Happy hour: Each day, ISA hosted a happy hour at the show and provided free beer at stations around the exhibition hall. It was a no brainer to help promote that.
You ran out? We have some!: ISA was so well-attended this year that they actually ran out of lanyards for attendees by the second day. We saw ISA tweet that out and knew Mutoh had plenty of lanyards at the booth. We let attendees know that they could stop by and pick up a Mutoh lanyard. It was fun to walk the show floor for 30 minutes on the last day of the show and notice all the Mutoh lanyards milling around.
New contests: This year, ISA had a best new product and best green product competition. Mutoh had a product entered in each. The awards were decided through attendee votes by texting codes to a certain number. At first, we tweeted out descriptions of each product with the code and number on how to vote. Then we designed a sticker (which Mutoh printed right there at the show) with all the information on it for both products. Again, it was fun to see these stickers floating around the show floor (and even on our marketing coordinator Shelby’s back!).
ISA might be over, but we aren’t finished with it. We still have more photos to post, videos to edit and some general follow-up sessions to determine what worked, what didn’t and what we can do better.
What are your thoughts on using social media at trade shows?
Here's a nice theme created by the folks at Red Rocket Web Specialists in Windsor, CO to promote their SEO services at a local business trade show. Follow this six-step template to create an integrated theme for your next show.
The components included:
1. Customer-focused graphic message on the exhibit
Red Rocket Web Specialists wants to attract companies that are looking for help optimizing search for their website. When you come up first on a Google search for your type of products or services you've made it in the world of Search Engine Optimization (SEO).
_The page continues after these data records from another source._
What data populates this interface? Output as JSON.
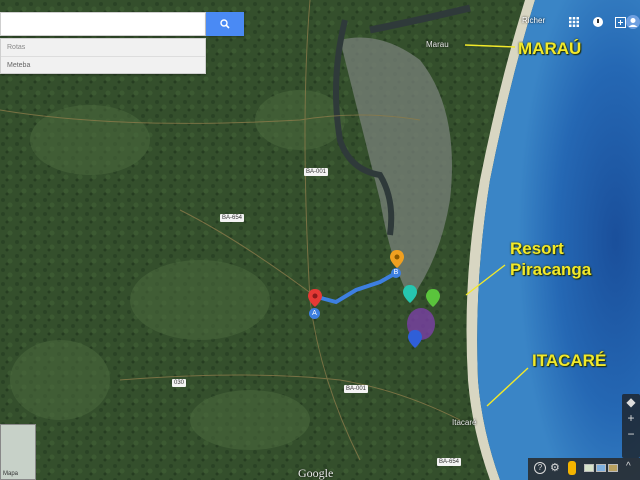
{
  "search": {
    "value": "",
    "route_from": "Rotas",
    "route_to": "Meteba"
  },
  "topbar": {
    "user": "Richer",
    "icons": [
      "apps-icon",
      "notifications-icon",
      "share-icon",
      "account-icon"
    ]
  },
  "annotations": {
    "marau": "MARAÚ",
    "resort": "Resort\nPiracanga",
    "itacare": "ITACARÉ"
  },
  "map_places": {
    "marau_small": "Marau",
    "itacare_small": "Itacaré"
  },
  "roads": [
    "BA-001",
    "BA-654",
    "BR-030",
    "BA-001",
    "BA-654",
    "030"
  ],
  "markers": {
    "start": "A",
    "end": "B"
  },
  "colors": {
    "label": "#f2e92a",
    "route": "#3d7fe0",
    "ocean": "#1f5fa8",
    "forest": "#2f4a2a"
  },
  "thumb_label": "Mapa",
  "logo": "Google"
}
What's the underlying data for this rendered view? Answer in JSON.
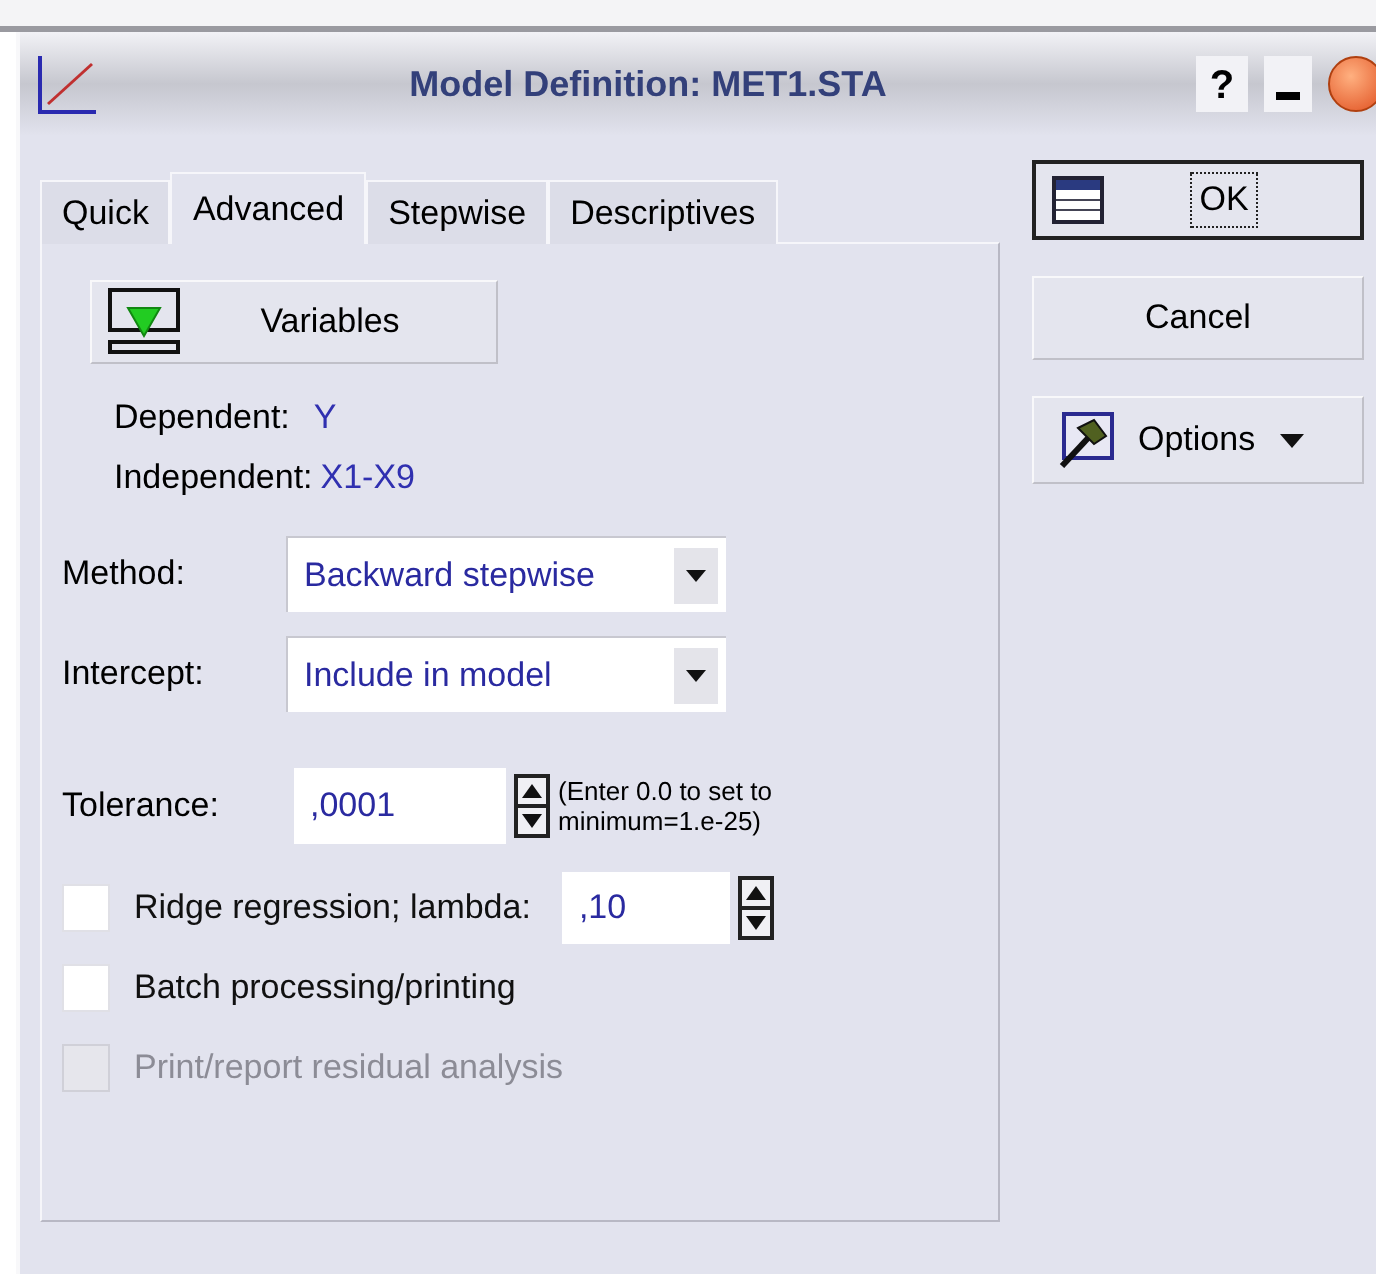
{
  "window": {
    "title": "Model Definition: MET1.STA",
    "help": "?"
  },
  "tabs": [
    {
      "label": "Quick",
      "selected": false
    },
    {
      "label": "Advanced",
      "selected": true
    },
    {
      "label": "Stepwise",
      "selected": false
    },
    {
      "label": "Descriptives",
      "selected": false
    }
  ],
  "variables_button": "Variables",
  "dependent": {
    "label": "Dependent:",
    "value": "Y"
  },
  "independent": {
    "label": "Independent:",
    "value": "X1-X9"
  },
  "method": {
    "label": "Method:",
    "value": "Backward stepwise"
  },
  "intercept": {
    "label": "Intercept:",
    "value": "Include in model"
  },
  "tolerance": {
    "label": "Tolerance:",
    "value": ",0001",
    "hint": "(Enter 0.0 to set to minimum=1.e-25)"
  },
  "checkboxes": [
    {
      "kind": "spinner",
      "label": "Ridge regression; lambda:",
      "checked": false,
      "disabled": false,
      "value": ",10"
    },
    {
      "kind": "plain",
      "label": "Batch processing/printing",
      "checked": false,
      "disabled": false
    },
    {
      "kind": "plain",
      "label": "Print/report residual analysis",
      "checked": false,
      "disabled": true
    }
  ],
  "buttons": {
    "ok": "OK",
    "cancel": "Cancel",
    "options": "Options"
  }
}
So, with this single phrase, Red Rocket is quickly qualifying show visitors by those who understand what the phrase means, and then by those who want the get that #1 placing.
2. A motivational hook and an engaging, interactive "to do" for exhibit visitors
When visitors slowed to read the exhibit graphics, they were invited by staffers to get a free, on-site check of one of the five "Fatal Mistakes" most made by online marketers regarding SEO. The numbered cards each represent one of the Fatal Mistakes and visitors could select a card for the potential mistake that they would like to have evaluated. Red Rocket staff walked visitors to one of two laptop computers on free-standing pedestals at the edge of their space, logged onto the visitor's web site and did a quick analytic and offered a few recommendations. They then asked visitors if they would like a complete free 25-point analysis. For those who did, Red Rocket recorded their information on the same computer and scheduled a follow-up appointment at the same time.
Talk about closed loop lead follow-up.
3. Inexpensive collateral pieces tied into the activity
Each card featured one Fatal SEO Mistake. When opened, visitors saw a definition of that mistake along with the offer a free analysis.
4. T-shirts for staff (Sorry for the blurry image...couldn't get those guys to stand still!)
6. Instant lead gathering with integrated follow-up
Staffers were capturing vital lead information while they did the first analysis with the visitor right on site. Then, at the visitor's request, they did a complete website analysis after the show, and brought it to their scheduled meeting with free recommendations for improvement. Nice.